§ **TASK REQUIREMENTS**
If an entry holds a picture, leave the picture out and output everything else exactly.

§ **EXERCISE INPUT**

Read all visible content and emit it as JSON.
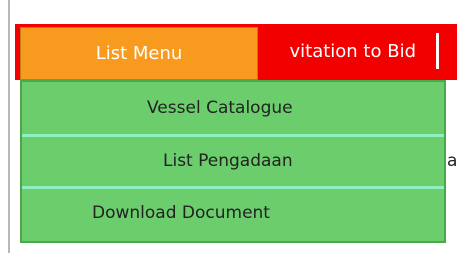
{
  "navbar": {
    "background_color": "#f20000",
    "tab_label_partial": "vitation to Bid"
  },
  "list_menu": {
    "label": "List Menu",
    "color": "#f79a1e"
  },
  "dropdown": {
    "color": "#6ccd6c",
    "items": [
      {
        "label": "Vessel Catalogue"
      },
      {
        "label": "List Pengadaan"
      },
      {
        "label": "Download Document"
      }
    ]
  },
  "background_text_partial": "a"
}
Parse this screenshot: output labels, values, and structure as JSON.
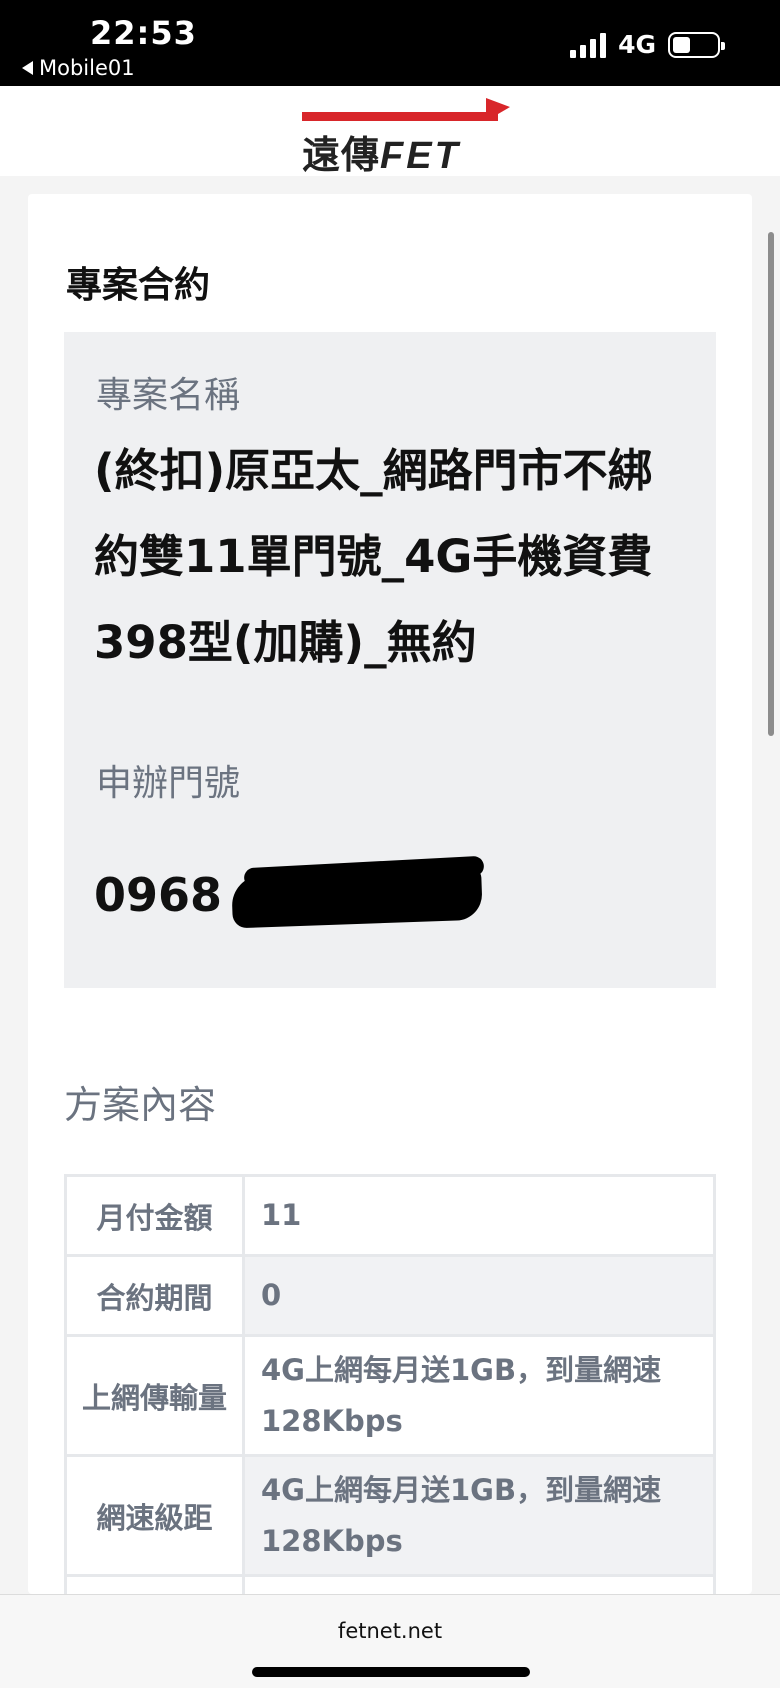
{
  "status_bar": {
    "time": "22:53",
    "back_label": "Mobile01",
    "network": "4G"
  },
  "header": {
    "logo_chinese": "遠傳",
    "logo_latin": "FET"
  },
  "contract": {
    "section_title": "專案合約",
    "plan_name_label": "專案名稱",
    "plan_name": "(終扣)原亞太_網路門市不綁約雙11單門號_4G手機資費398型(加購)_無約",
    "number_label": "申辦門號",
    "number_visible": "0968"
  },
  "plan_content": {
    "title": "方案內容",
    "rows": [
      {
        "key": "月付金額",
        "value": "11"
      },
      {
        "key": "合約期間",
        "value": "0"
      },
      {
        "key": "上網傳輸量",
        "value": "4G上網每月送1GB，到量網速128Kbps"
      },
      {
        "key": "網速級距",
        "value": "4G上網每月送1GB，到量網速128Kbps"
      }
    ]
  },
  "browser": {
    "url": "fetnet.net"
  }
}
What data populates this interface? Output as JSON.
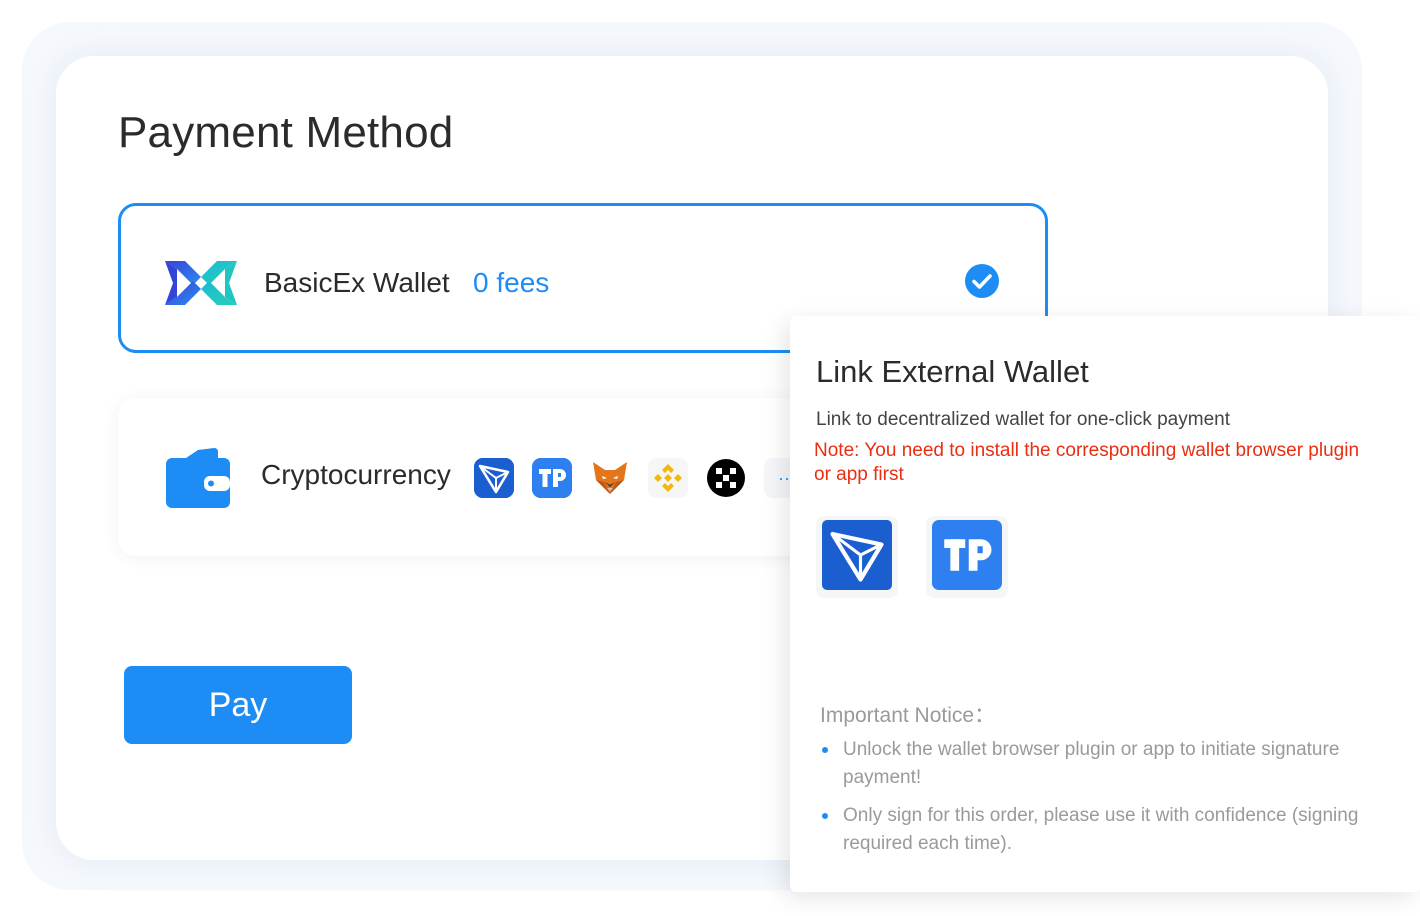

§ **TASK OUTPUT**
Read all visible content and emit it as JSON.
{
  "navbar": {
    "background_color": "#f20000",
    "tab_label_partial": "vitation to Bid"
  },
  "list_menu": {
    "label": "List Menu",
    "color": "#f79a1e"
  },
  "dropdown": {
    "color": "#6ccd6c",
    "items": [
      {
        "label": "Vessel Catalogue"
      },
      {
        "label": "List Pengadaan"
      },
      {
        "label": "Download Document"
      }
    ]
  },
  "background_text_partial": "a"
}
Parse this screenshot: output labels, values, and structure as JSON.
{
  "status_bar": {
    "time": "22:53",
    "back_label": "Mobile01",
    "network": "4G"
  },
  "header": {
    "logo_chinese": "遠傳",
    "logo_latin": "FET"
  },
  "contract": {
    "section_title": "專案合約",
    "plan_name_label": "專案名稱",
    "plan_name": "(終扣)原亞太_網路門市不綁約雙11單門號_4G手機資費398型(加購)_無約",
    "number_label": "申辦門號",
    "number_visible": "0968"
  },
  "plan_content": {
    "title": "方案內容",
    "rows": [
      {
        "key": "月付金額",
        "value": "11"
      },
      {
        "key": "合約期間",
        "value": "0"
      },
      {
        "key": "上網傳輸量",
        "value": "4G上網每月送1GB，到量網速128Kbps"
      },
      {
        "key": "網速級距",
        "value": "4G上網每月送1GB，到量網速128Kbps"
      }
    ]
  },
  "browser": {
    "url": "fetnet.net"
  }
}
What data populates this interface? Output as JSON.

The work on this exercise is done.